Insurance regulators in some states have already issued guidance and mandates to insurance companies that address insurance issues arising from the pandemic, but this was the first formal attempt to address them in a coordinated fashion. A regulator-only session followed the public one. We expect insurance regulators will hold additional sessions, both public and closed-door, and there is pressure from both industry and consumer groups for regulators to coordinate their responses.
Following presentations on COVID-19’s pathology and progression, and a depiction of pandemic modeling, regulators and insurance industry participants focused on the following concerns:
Consumer groups, industry representatives and regulators agreed that health insurance coverage for COVID-19 testing is important. However, the pandemic has broader repercussions for future access to health insurance coverage. As businesses cope with slowdowns and government-mandated closures, employee layoffs are expected, which raises questions such as:
Regulators are also working with hospital associations on coverage issues related to transferring non-COVID-19 patients to other hospitals to increase capacity for expected increases in COVID-19 hospitalizations.
Throughout the Special Session, participants mentioned the various ways state insurance departments have responded to the pandemic, mostly through directives issued to the insurance industry such as:
All industry representatives urged state insurance regulators to coordinate their various initiatives, especially for data calls that may be duplicative or have rapid turnaround times that displace insurer resources for responding to pandemic-related issues.
Insurance industry representatives expressed confidence that, due to adequate reserving, insurers will be able to adequately respond both to health and property-casualty insurance claims related to COVID-19. However, they cautioned that this may not hold true if states mandate (as some are proposing to do) that insurers cover virus-related claims, especially for “business interruption” coverages.
Generally, business interruption coverages do not cover (and expressly exclude) losses caused by viruses resulting in illness. Nevertheless, legislators in some states, such as New Jersey, have proposed legislation that would require coverage of such claims, and on a retroactive basis. Regulators and insurer representatives agreed it is important for legislators to include the insurance industry in discussions about insurance-based solutions to the economic effects of the pandemic.
In terms of the pandemic’s effect on insurers’ overall financial strength, insurance industry representatives consider insurers sufficiently capitalized at this juncture, with high grade securities that have been relatively immune from recent market volatility (though some may be more exposed than others). In the long-term, however, low interest rates could have a negative impact on earnings and there may be pressure on insurers to invest more aggressively in the current volatile market environment.

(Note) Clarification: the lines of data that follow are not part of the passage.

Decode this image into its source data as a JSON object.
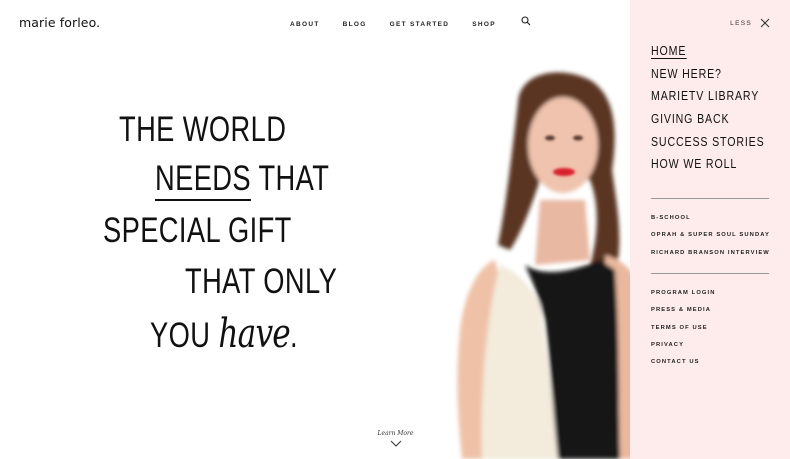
{
  "header": {
    "logo": "marie forleo.",
    "nav": [
      "ABOUT",
      "BLOG",
      "GET STARTED",
      "SHOP"
    ]
  },
  "headline": {
    "line1": "THE WORLD",
    "line2_underlined": "NEEDS",
    "line2_rest": " THAT",
    "line3": "SPECIAL GIFT",
    "line4": "THAT ONLY",
    "line5": "YOU",
    "line5_script": "have",
    "line5_end": "."
  },
  "learn_more": "Learn More",
  "panel": {
    "close_label": "LESS",
    "main_items": [
      "HOME",
      "NEW HERE?",
      "MARIETV LIBRARY",
      "GIVING BACK",
      "SUCCESS STORIES",
      "HOW WE ROLL"
    ],
    "featured": [
      "B-SCHOOL",
      "OPRAH & SUPER SOUL SUNDAY",
      "RICHARD BRANSON INTERVIEW"
    ],
    "footer_links": [
      "PROGRAM LOGIN",
      "PRESS & MEDIA",
      "TERMS OF USE",
      "PRIVACY",
      "CONTACT US"
    ]
  },
  "colors": {
    "panel_bg": "#fdeceb",
    "text": "#111111",
    "lipstick": "#d8242d"
  }
}
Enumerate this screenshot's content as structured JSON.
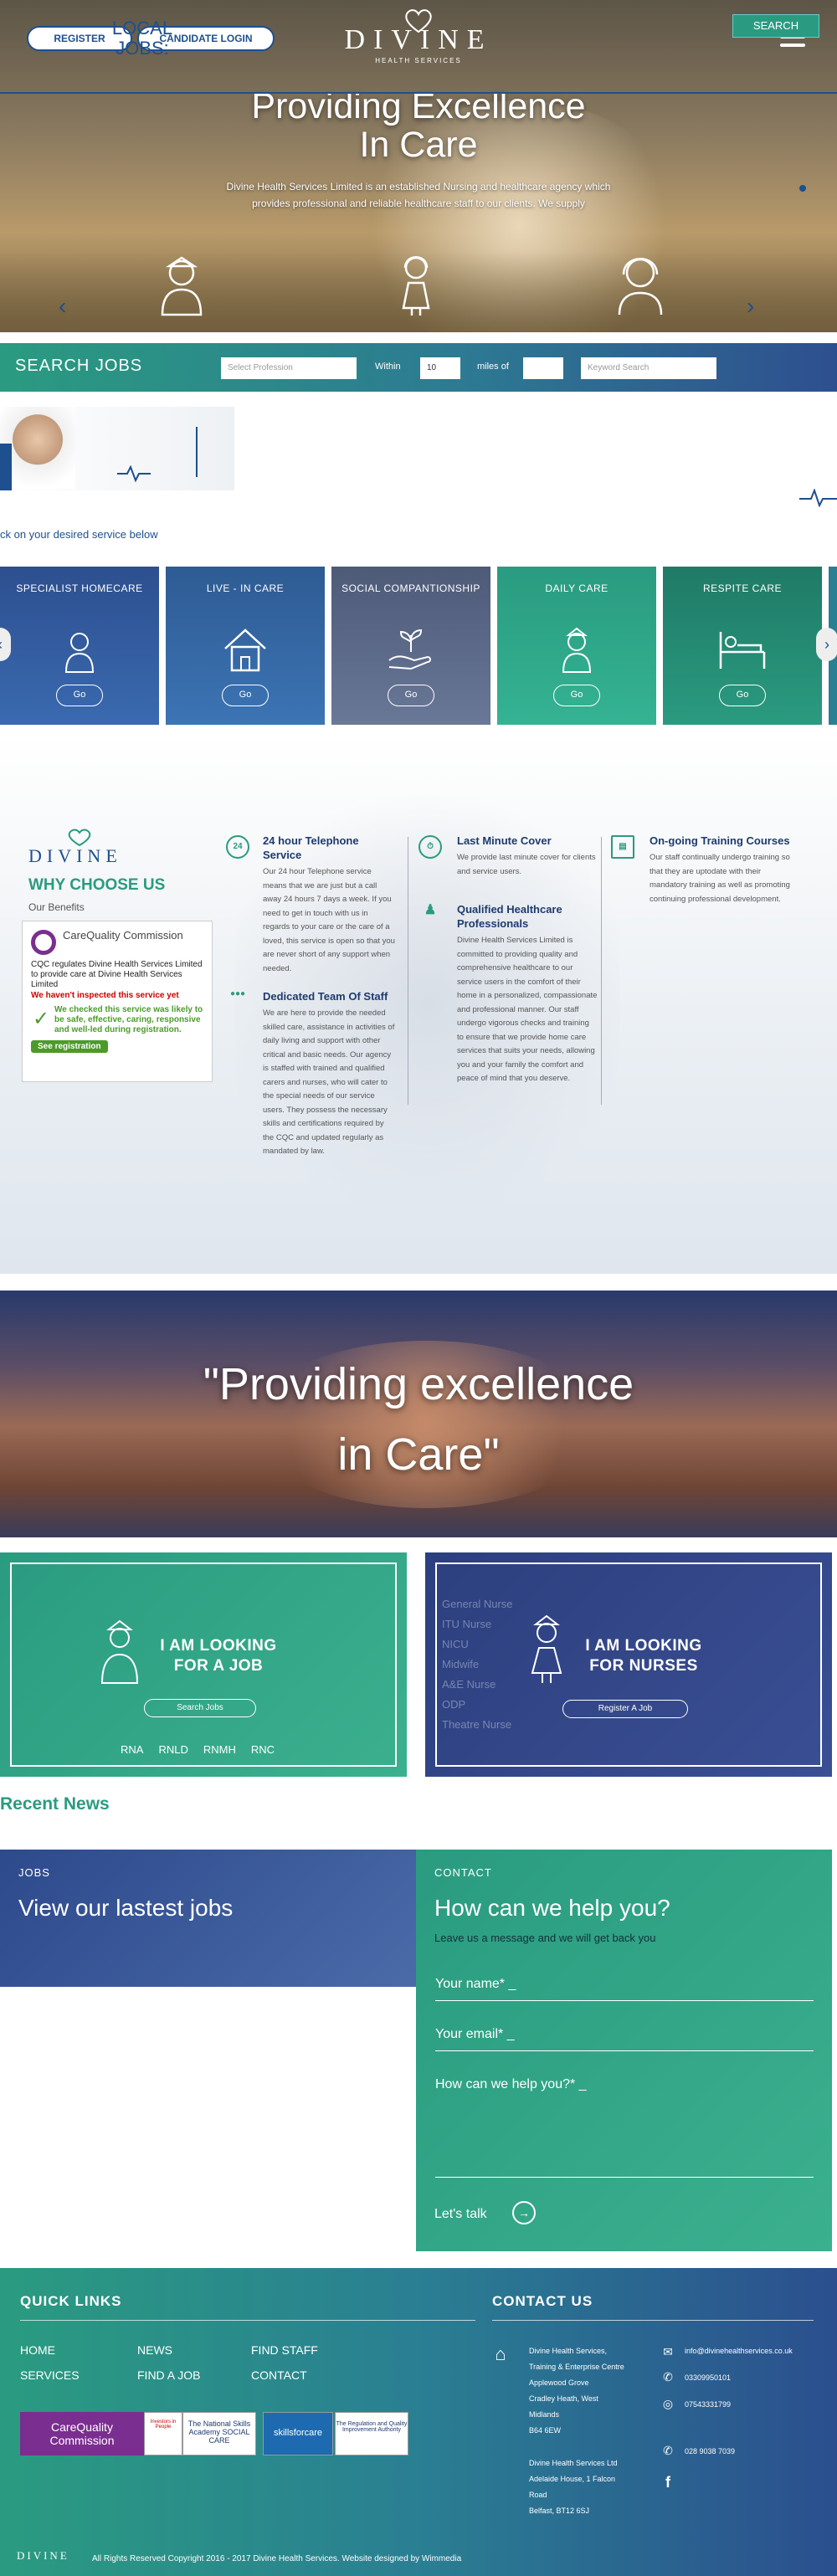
{
  "hero": {
    "register": "REGISTER",
    "candidate_login": "CANDIDATE LOGIN",
    "logo_word": "DIVINE",
    "logo_sub": "HEALTH SERVICES",
    "title_line1": "Providing Excellence",
    "title_line2": "In Care",
    "text": "Divine Health Services Limited is an established Nursing and healthcare agency which provides professional and reliable healthcare staff to our clients. We supply",
    "icons": [
      "nurse-icon",
      "carer-icon",
      "support-headset-icon"
    ]
  },
  "search": {
    "label": "SEARCH JOBS",
    "profession_placeholder": "Select Profession",
    "within": "Within",
    "miles_value": "10",
    "miles_of": "miles of",
    "keyword_placeholder": "Keyword Search",
    "button": "SEARCH"
  },
  "local": {
    "title": "LOCAL JOBS:",
    "hint": "ck on your desired service below"
  },
  "services": [
    {
      "name": "SPECIALIST HOMECARE",
      "icon": "nurse-icon",
      "go": "Go",
      "color": "#2d4f8f"
    },
    {
      "name": "LIVE - IN CARE",
      "icon": "house-icon",
      "go": "Go",
      "color": "#2e5b93"
    },
    {
      "name": "SOCIAL COMPANTIONSHIP",
      "icon": "hand-plant-icon",
      "go": "Go",
      "color": "#4d5a78"
    },
    {
      "name": "DAILY CARE",
      "icon": "nurse-icon",
      "go": "Go",
      "color": "#2a9b80"
    },
    {
      "name": "RESPITE CARE",
      "icon": "bed-icon",
      "go": "Go",
      "color": "#1f7a66"
    }
  ],
  "why": {
    "logo": "DIVINE",
    "title": "WHY CHOOSE US",
    "sub": "Our Benefits",
    "cqc_head": "CareQuality Commission",
    "cqc_reg": "CQC regulates Divine Health Services Limited to provide care at Divine Health Services Limited",
    "cqc_warn": "We haven't inspected this service yet",
    "cqc_ok": "We checked this service was likely to be safe, effective, caring, responsive and well-led during registration.",
    "cqc_btn": "See registration",
    "benefits": [
      {
        "title": "24 hour Telephone Service",
        "text": "Our 24 hour Telephone service means that we are just but a call away 24 hours 7 days a week. If you need to get in touch with us in regards to your care or the care of a loved, this service is open so that you are never short of any support when needed."
      },
      {
        "title": "Dedicated Team Of Staff",
        "text": "We are here to provide the needed skilled care, assistance in activities of daily living and support with other critical and basic needs. Our agency is staffed with trained and qualified carers and nurses, who will cater to the special needs of our service users. They possess the necessary skills and certifications required by the CQC and updated regularly as mandated by law."
      },
      {
        "title": "Last Minute Cover",
        "text": "We provide last minute cover for clients and service users."
      },
      {
        "title": "Qualified Healthcare Professionals",
        "text": "Divine Health Services Limited is committed to providing quality and comprehensive healthcare to our service users in the comfort of their home in a personalized, compassionate and professional manner. Our staff undergo vigorous checks and training to ensure that we provide home care services that suits your needs, allowing you and your family the comfort and peace of mind that you deserve."
      },
      {
        "title": "On-going Training Courses",
        "text": "Our staff continually undergo training so that they are uptodate with their mandatory training as well as promoting continuing professional development."
      }
    ]
  },
  "quote": {
    "line1": "\"Providing excellence",
    "line2": "in Care\""
  },
  "job_box": {
    "title_line1": "I AM LOOKING",
    "title_line2": "FOR A JOB",
    "button": "Search Jobs",
    "tags": [
      "RNA",
      "RNLD",
      "RNMH",
      "RNC"
    ]
  },
  "nurse_box": {
    "title_line1": "I AM LOOKING",
    "title_line2": "FOR NURSES",
    "button": "Register A Job",
    "roles": [
      "General Nurse",
      "ITU Nurse",
      "NICU",
      "Midwife",
      "A&E Nurse",
      "ODP",
      "Theatre Nurse"
    ]
  },
  "recent_news": "Recent News",
  "jobs_panel": {
    "cap": "JOBS",
    "heading": "View our lastest jobs"
  },
  "contact_panel": {
    "cap": "CONTACT",
    "heading": "How can we help you?",
    "sub": "Leave us a message and we will get back you",
    "name": "Your name* _",
    "email": "Your email* _",
    "message": "How can we help you?* _",
    "talk": "Let's talk"
  },
  "footer": {
    "quick_links": "QUICK LINKS",
    "contact_us": "CONTACT US",
    "links": [
      "HOME",
      "NEWS",
      "FIND STAFF",
      "SERVICES",
      "FIND A JOB",
      "CONTACT"
    ],
    "address1": [
      "Divine Health Services,",
      "Training & Enterprise Centre",
      "Applewood Grove",
      "Cradley Heath, West",
      "Midlands",
      "B64 6EW"
    ],
    "address2": [
      "Divine Health Services Ltd",
      "Adelaide House, 1 Falcon",
      "Road",
      "Belfast, BT12 6SJ"
    ],
    "email": "info@divinehealthservices.co.uk",
    "phone1": "03309950101",
    "phone2": "07543331799",
    "phone3": "028 9038 7039",
    "badges": [
      "CareQuality Commission",
      "Investors in People",
      "The National Skills Academy SOCIAL CARE",
      "skillsforcare",
      "The Regulation and Quality Improvement Authority"
    ],
    "copyright": "All Rights Reserved Copyright 2016 - 2017 Divine Health Services. Website designed by Wimmedia",
    "logo": "DIVINE"
  }
}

Further, should the pandemic and economic crisis continue for a long period unabated, there will be an increased focus on insurers’ financial strength. In fact, two days before the Special Session, A.M. Best announced it is developing a stress test to assess the effect of the pandemic on insurers’ risk-based capital levels, investment portfolios, reserve adequacy and other risk factors. Shortly before the announcement, A.M. Best had revised its U.S. life/annuity industry’s market segment outlook to “negative.” During the Special Session, at least one industry participant acknowledged that some insurers might need to request adjustments to RBC-requirements.
All participants agreed that there will be regulatory and operational requirements/deadlines that will need to be adjusted due to the pandemic’s widespread impact on operations. Examples include extended premium payment due dates, extensions of insurer financial reporting deadliness, permitted variations from statutory reporting to adjust for delayed premium receipt and flexibility in annual report filings.
BCLP’s Insurance Group has formed an Insurance Task Force to help clients address rapidly developing insurance issues arising from the COVID-19 crisis. Please feel free to contact our Insurance Sector Co-Leaders, Bruce Baty (email@example.com) or Kevin Fischer (firstname.lastname@example.org), if our Insurance Sector Task Force can be of assistance to you. Click here to see our most recent thought leadership on key issues affecting the insurance sector.
This document provides a general summary and is for information/educational purposes only. It is not intended to be comprehensive, nor does it constitute legal advice. Specific legal advice should always be sought before taking or refraining from taking any action.